Family Promise program has helped five families
A non-profit organization that gives families who are homeless shelter and help to get back on their feet is moving along well.
During the recent meeting of the Carbon County Child and Family Collaborative meeting, Bob Fatzinger, Family Promise of Carbon County executive director; and Larissa Kimmel, Family Promise of Carbon county president; provided the group with an update on the Family Promise program.
Since the organization began serving families last year, it has helped five families.
Fatzinger stated that of those families most were single mothers; most of the children were under the age of 10; and the average length of the family's stay before finding permanent housing was 87 days.
He added that to make the program a success, hundreds of volunteers put an average of 245 hours a week, helping with various tasks, as well as mentoring the parents to help them find jobs and stable housing. Three school districts also provided transportation for the students so they could attend school.
"So far everyone has been great," Fatzinger said.
Kimmel said that the organization is "moving along well."
She noted that both Schuylkill and Lehigh counties are looking into beginning a Family Promise in their counties.
Currently in addition to Carbon County, only Monroe, Berks, Indiana and Lycoming counties have Family Promises set up in Pennsylvania.
Fatzinger said that to make this organization possible, fundraising is necessary. A big fundraiser the group is working on is the upcoming Redneck Festival in Weissport. The group will host two activities at the festival on Sept. 2, Bedknobs and Redneck race, a team bed race; and Cockadoodle poo bingo, which is set up like cow chip bingo. For more information on participating in those events, visit http://familypromisecarboncounty.com/bedrace.html.
Family Promise of Carbon County is a a non-denominational, non-profit 501C(3) organization that serves children and their families. They do not accept families without children or single people and are not an emergency shelter.

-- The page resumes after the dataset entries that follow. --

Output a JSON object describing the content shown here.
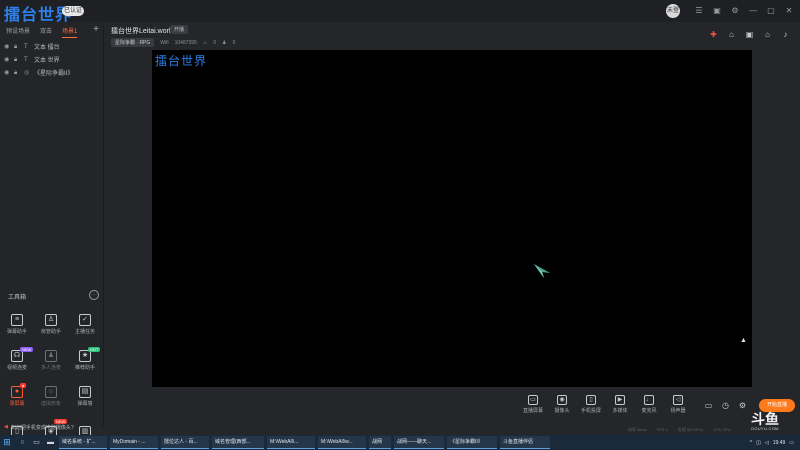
{
  "app": {
    "brand": "擂台世界",
    "brand_badge": "已认证"
  },
  "window_controls": [
    "avatar",
    "minimize",
    "settings",
    "box",
    "restore",
    "close"
  ],
  "avatar_text": "未登",
  "scene_tabs": [
    {
      "label": "预设场景",
      "active": false
    },
    {
      "label": "双击",
      "active": false
    },
    {
      "label": "场景1",
      "active": true
    }
  ],
  "sources": [
    {
      "label": "文本 擂台"
    },
    {
      "label": "文本 世界"
    },
    {
      "label": "《星际争霸II》"
    }
  ],
  "room": {
    "title": "擂台世界Leitai.world",
    "tag": "开播",
    "category": "星际争霸 · RPG",
    "meta_extra": "Wifi",
    "room_id": "10487395",
    "fire": "0",
    "viewers": "0"
  },
  "toolbox": {
    "title": "工具箱",
    "tools": [
      {
        "label": "弹幕助手",
        "state": "normal",
        "badge": ""
      },
      {
        "label": "房管助手",
        "state": "normal",
        "badge": ""
      },
      {
        "label": "主播任务",
        "state": "normal",
        "badge": ""
      },
      {
        "label": "视频连麦",
        "state": "normal",
        "badge": "NEW"
      },
      {
        "label": "多人连麦",
        "state": "dim",
        "badge": ""
      },
      {
        "label": "推荐助手",
        "state": "normal",
        "badge": "HOT"
      },
      {
        "label": "录屏幕",
        "state": "hot",
        "badge": "●"
      },
      {
        "label": "虚拟形象",
        "state": "dim",
        "badge": ""
      },
      {
        "label": "弹幕墙",
        "state": "normal",
        "badge": ""
      },
      {
        "label": "",
        "state": "normal",
        "badge": ""
      },
      {
        "label": "",
        "state": "normal",
        "badge": "NEW"
      },
      {
        "label": "",
        "state": "normal",
        "badge": ""
      }
    ]
  },
  "preview": {
    "overlay_text": "擂台世界"
  },
  "bottom_controls": [
    {
      "label": "直播屏幕",
      "icon": "screen-icon"
    },
    {
      "label": "摄像头",
      "icon": "camera-icon"
    },
    {
      "label": "手机投屏",
      "icon": "phone-cast-icon"
    },
    {
      "label": "多媒体",
      "icon": "media-icon"
    },
    {
      "label": "麦克风",
      "icon": "mic-icon"
    },
    {
      "label": "扬声器",
      "icon": "speaker-icon"
    }
  ],
  "live_button": "开始直播",
  "stats": [
    "码率 0kb/s",
    "FPS 0",
    "丢帧 0(0.00%)",
    "CPU 22%"
  ],
  "notice": "如何把手机变成电脑摄像头?",
  "watermark": {
    "logo": "斗鱼",
    "url": "DOUYU.COM"
  },
  "taskbar": {
    "items": [
      "域名系统 - 扩...",
      "MyDomain - ...",
      "擂位达人 - 百...",
      "域名管理(西部...",
      "M:\\WebAll\\...",
      "M:\\WebAll\\w...",
      "战网",
      "战网——聊天...",
      "《星际争霸II》",
      "斗鱼直播伴侣"
    ],
    "time": "19:49"
  }
}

In March 2009, the group formed and began gathering volunteers and host congregations who would act as temporary housing for the families.

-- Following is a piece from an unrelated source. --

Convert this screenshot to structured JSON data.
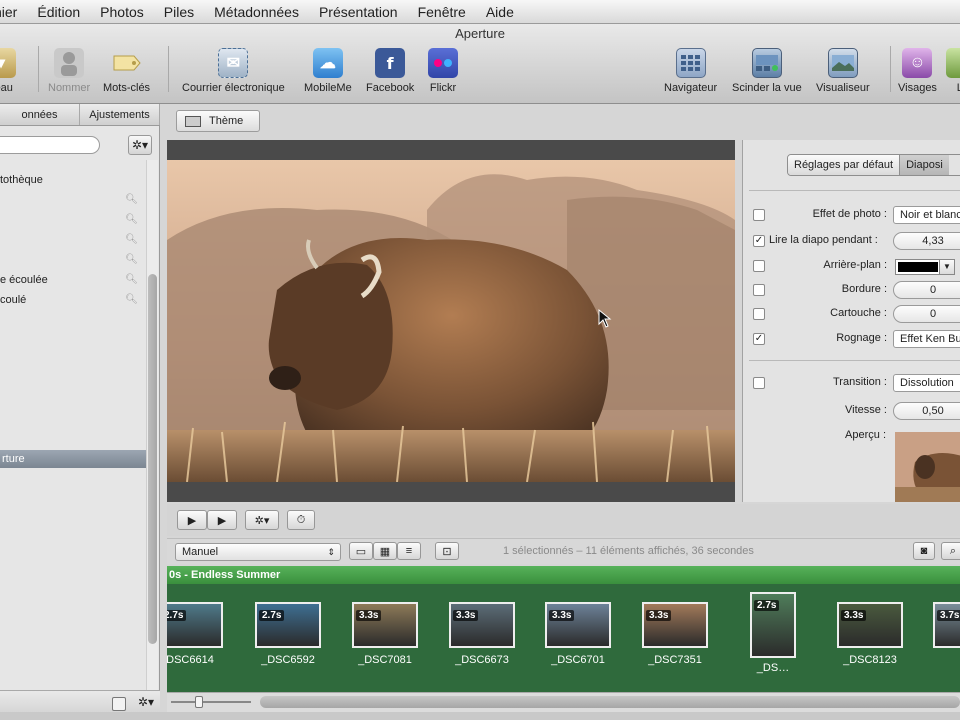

In November 2011, the first family entered the network.
In other matters, the group discussed the status of the counseling clinic proposed at Penn Kidder Elementary in Jim Thorpe. The collaborative has been working on this clinic, which is available to all students in all five Carbon County school districts, since last year.

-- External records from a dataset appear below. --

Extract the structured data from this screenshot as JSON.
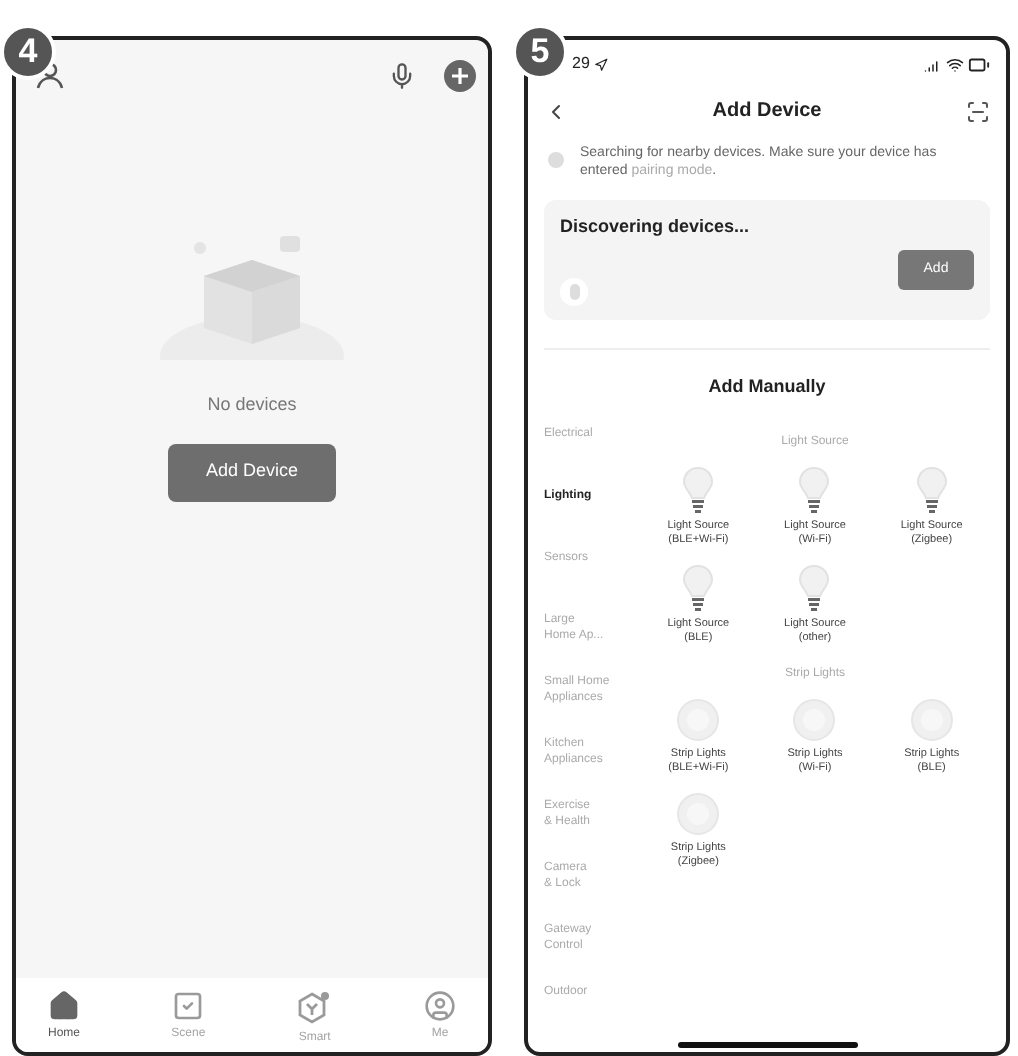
{
  "home_screen": {
    "step": "4",
    "empty_text": "No devices",
    "add_button": "Add Device",
    "tabs": [
      {
        "label": "Home",
        "selected": true
      },
      {
        "label": "Scene",
        "selected": false
      },
      {
        "label": "Smart",
        "selected": false
      },
      {
        "label": "Me",
        "selected": false
      }
    ]
  },
  "add_device_screen": {
    "step": "5",
    "time": "29",
    "title": "Add Device",
    "search_text": "Searching for nearby devices. Make sure your device has entered",
    "search_link": "pairing mode",
    "search_end": ".",
    "discovering": "Discovering devices...",
    "add_button": "Add",
    "section_title": "Add Manually",
    "categories": [
      {
        "label": "Electrical",
        "selected": false
      },
      {
        "label": "Lighting",
        "selected": true
      },
      {
        "label": "Sensors",
        "selected": false
      },
      {
        "label": "Large\nHome Ap...",
        "selected": false
      },
      {
        "label": "Small Home\nAppliances",
        "selected": false
      },
      {
        "label": "Kitchen\nAppliances",
        "selected": false
      },
      {
        "label": "Exercise\n& Health",
        "selected": false
      },
      {
        "label": "Camera\n& Lock",
        "selected": false
      },
      {
        "label": "Gateway\nControl",
        "selected": false
      },
      {
        "label": "Outdoor",
        "selected": false
      }
    ],
    "groups": [
      {
        "title": "Light Source",
        "items": [
          {
            "kind": "bulb",
            "name": "Light Source",
            "variant": "(BLE+Wi-Fi)"
          },
          {
            "kind": "bulb",
            "name": "Light Source",
            "variant": "(Wi-Fi)"
          },
          {
            "kind": "bulb",
            "name": "Light Source",
            "variant": "(Zigbee)"
          },
          {
            "kind": "bulb",
            "name": "Light Source",
            "variant": "(BLE)"
          },
          {
            "kind": "bulb",
            "name": "Light Source",
            "variant": "(other)"
          }
        ]
      },
      {
        "title": "Strip Lights",
        "items": [
          {
            "kind": "strip",
            "name": "Strip Lights",
            "variant": "(BLE+Wi-Fi)"
          },
          {
            "kind": "strip",
            "name": "Strip Lights",
            "variant": "(Wi-Fi)"
          },
          {
            "kind": "strip",
            "name": "Strip Lights",
            "variant": "(BLE)"
          },
          {
            "kind": "strip",
            "name": "Strip Lights",
            "variant": "(Zigbee)"
          }
        ]
      }
    ]
  }
}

They hope to have it up and running by the beginning of the 2012 school year but the licensing agency has not yet given the group the final green light.
Jamie Drake of Carbon, Monroe, Pike Drug and Alcohol also said that the 2012 Carbon County drug and alcohol survey in the middle schools was completed with over 3,000 students participating.
She will outline the findings at the August meeting.
The Carbon County Child and Family Collaborative is an organization made up of various county agencies to help children and their families find help and support they need to grow as a family.
The next meeting of the collaborative is 9 a.m., on Aug. 8, at the Carbon County Emergency Management Agency, 1264 Emergency Lane, Nesquehoning.